Since February, when Russia invaded its already partially occupied neighbour Ukraine, the EU has deployed an escalating series of six sanctions packages against Moscow.

Most oil imports have been banned since June, and diplomats are discussing a gold embargo, but many European countries remain dependent on Russian gas for their energy supplies.

Borrell and most western leaders insist that the sanctions have damaged Russia’s economy and will only get tighter if President Vladimir Putin fails to withdraw his forces from Ukraine.

But on Friday, Orban — the closest EU leader to the Kremlin and a frequent critic of Brussels — slammed the measures, arguing that Europe had “shot itself in the lungs” by hurting energy supplies.

“Brussels thought that the sanctions policy would hurt the Russians, but it hurts us more,” he said.

Borrell and the EU ministers held talks over video link with Ukraine’s foreign minister, Dmytro Kuleba, before discussing among themselves how to tighten sanctions.

Kuleba, in remarks to the ministers shared with reporters, urged the EU not to give ground to Putin.

“Backing down and bowing to his demands will not work, it has never worked. This is a trap,” he said.

“I am sure that in the following weeks there will be more Kremlin-leaning voices nudging public opinion into giving Putin what he wants so that he leaves Europe alone.

“We should actively counter these narratives,” he said.

Borrell noted that EU officials are drawing up plans to ban imports of Russian gold, but added: “We do not say ‘new package’, but improving the implementation of the already existing sanctions.”

In the meantime, Russia has begun to disrupt gas supplies to Europe, threatening the energy security of countries like EU industrial powerhouse Germany.

“Russia is trying to demoralise us,” Germany’s minister of state for European affairs Anna Luehrmann said.

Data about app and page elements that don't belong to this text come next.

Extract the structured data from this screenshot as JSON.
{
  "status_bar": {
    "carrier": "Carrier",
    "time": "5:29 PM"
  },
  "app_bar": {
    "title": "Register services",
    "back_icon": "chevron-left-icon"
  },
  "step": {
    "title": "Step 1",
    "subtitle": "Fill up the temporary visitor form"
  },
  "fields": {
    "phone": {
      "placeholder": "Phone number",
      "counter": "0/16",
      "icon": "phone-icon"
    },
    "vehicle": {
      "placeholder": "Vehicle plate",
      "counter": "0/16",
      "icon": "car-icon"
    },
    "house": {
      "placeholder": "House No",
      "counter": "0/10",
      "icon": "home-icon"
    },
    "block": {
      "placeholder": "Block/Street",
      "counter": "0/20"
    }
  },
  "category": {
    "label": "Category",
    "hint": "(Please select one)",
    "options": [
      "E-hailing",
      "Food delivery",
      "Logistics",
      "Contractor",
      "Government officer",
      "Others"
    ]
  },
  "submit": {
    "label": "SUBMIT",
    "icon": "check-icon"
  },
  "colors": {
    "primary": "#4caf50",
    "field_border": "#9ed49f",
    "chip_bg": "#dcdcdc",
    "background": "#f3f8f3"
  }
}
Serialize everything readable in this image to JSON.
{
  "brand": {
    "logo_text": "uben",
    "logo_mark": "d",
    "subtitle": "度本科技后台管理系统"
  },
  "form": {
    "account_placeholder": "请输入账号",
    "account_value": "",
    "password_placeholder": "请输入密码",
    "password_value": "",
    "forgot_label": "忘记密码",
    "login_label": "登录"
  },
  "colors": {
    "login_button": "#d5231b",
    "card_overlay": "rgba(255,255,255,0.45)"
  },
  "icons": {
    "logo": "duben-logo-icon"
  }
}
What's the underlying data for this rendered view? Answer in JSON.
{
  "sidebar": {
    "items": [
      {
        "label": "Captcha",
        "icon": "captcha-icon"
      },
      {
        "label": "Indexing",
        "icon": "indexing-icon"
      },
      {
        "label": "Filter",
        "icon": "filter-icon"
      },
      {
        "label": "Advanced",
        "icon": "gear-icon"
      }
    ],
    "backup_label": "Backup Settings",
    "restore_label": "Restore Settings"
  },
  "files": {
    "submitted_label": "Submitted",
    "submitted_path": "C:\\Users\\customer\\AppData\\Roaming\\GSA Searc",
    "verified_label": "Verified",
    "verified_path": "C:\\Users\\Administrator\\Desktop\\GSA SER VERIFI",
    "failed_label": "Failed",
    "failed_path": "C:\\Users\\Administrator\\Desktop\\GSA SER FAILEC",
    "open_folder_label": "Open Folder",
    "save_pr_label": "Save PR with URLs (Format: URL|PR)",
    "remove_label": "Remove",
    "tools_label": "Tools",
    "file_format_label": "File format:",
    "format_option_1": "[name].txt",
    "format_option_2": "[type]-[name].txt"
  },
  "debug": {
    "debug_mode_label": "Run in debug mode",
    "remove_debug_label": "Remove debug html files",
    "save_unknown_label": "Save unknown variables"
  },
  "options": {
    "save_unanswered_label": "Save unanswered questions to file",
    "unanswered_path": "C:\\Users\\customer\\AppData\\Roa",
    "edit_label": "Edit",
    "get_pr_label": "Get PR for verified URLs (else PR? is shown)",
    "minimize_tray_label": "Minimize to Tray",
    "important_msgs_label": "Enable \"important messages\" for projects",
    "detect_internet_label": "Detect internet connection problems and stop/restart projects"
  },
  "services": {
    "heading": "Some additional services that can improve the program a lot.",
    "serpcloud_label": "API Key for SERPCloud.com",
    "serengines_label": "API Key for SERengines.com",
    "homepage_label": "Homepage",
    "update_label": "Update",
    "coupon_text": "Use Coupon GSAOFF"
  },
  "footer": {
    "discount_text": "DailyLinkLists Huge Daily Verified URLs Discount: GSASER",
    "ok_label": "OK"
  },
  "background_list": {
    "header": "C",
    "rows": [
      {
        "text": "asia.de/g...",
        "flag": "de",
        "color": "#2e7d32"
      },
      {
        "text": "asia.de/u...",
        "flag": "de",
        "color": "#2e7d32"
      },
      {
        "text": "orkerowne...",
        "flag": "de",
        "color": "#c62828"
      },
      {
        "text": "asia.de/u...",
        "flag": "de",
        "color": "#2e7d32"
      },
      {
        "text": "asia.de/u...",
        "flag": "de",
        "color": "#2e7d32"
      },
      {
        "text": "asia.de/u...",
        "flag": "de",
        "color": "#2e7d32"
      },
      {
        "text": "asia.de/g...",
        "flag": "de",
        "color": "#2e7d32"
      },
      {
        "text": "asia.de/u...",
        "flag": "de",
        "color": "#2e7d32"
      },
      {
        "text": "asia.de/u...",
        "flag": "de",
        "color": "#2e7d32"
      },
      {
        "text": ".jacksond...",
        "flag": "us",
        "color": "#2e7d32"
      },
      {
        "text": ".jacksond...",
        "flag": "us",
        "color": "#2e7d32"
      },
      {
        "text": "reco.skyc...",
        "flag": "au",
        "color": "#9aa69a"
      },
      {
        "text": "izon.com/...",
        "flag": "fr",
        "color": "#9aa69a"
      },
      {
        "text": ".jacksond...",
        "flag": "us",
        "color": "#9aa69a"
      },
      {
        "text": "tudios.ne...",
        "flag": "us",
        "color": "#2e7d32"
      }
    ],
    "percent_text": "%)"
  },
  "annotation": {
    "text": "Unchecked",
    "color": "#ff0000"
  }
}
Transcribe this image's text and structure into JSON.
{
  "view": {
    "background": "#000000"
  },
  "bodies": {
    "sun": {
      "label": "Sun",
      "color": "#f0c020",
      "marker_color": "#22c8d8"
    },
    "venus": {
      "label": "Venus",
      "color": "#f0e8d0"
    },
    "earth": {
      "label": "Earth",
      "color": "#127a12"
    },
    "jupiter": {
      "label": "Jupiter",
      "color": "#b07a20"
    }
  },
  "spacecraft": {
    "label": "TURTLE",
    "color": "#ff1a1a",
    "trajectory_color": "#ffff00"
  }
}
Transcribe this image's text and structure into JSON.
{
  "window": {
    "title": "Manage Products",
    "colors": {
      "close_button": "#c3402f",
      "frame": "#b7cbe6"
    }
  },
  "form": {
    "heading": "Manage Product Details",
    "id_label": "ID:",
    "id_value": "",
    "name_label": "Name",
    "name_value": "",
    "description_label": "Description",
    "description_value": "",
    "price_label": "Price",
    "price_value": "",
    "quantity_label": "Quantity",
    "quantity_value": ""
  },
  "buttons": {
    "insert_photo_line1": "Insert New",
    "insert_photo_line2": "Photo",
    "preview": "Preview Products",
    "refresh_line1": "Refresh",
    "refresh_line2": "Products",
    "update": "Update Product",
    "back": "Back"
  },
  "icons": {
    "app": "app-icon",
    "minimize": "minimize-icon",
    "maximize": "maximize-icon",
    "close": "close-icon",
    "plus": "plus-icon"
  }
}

“We will continue to support Ukraine, both economically, politically, but also with military means,” she said. “It is very important that the sanctions are maintained.”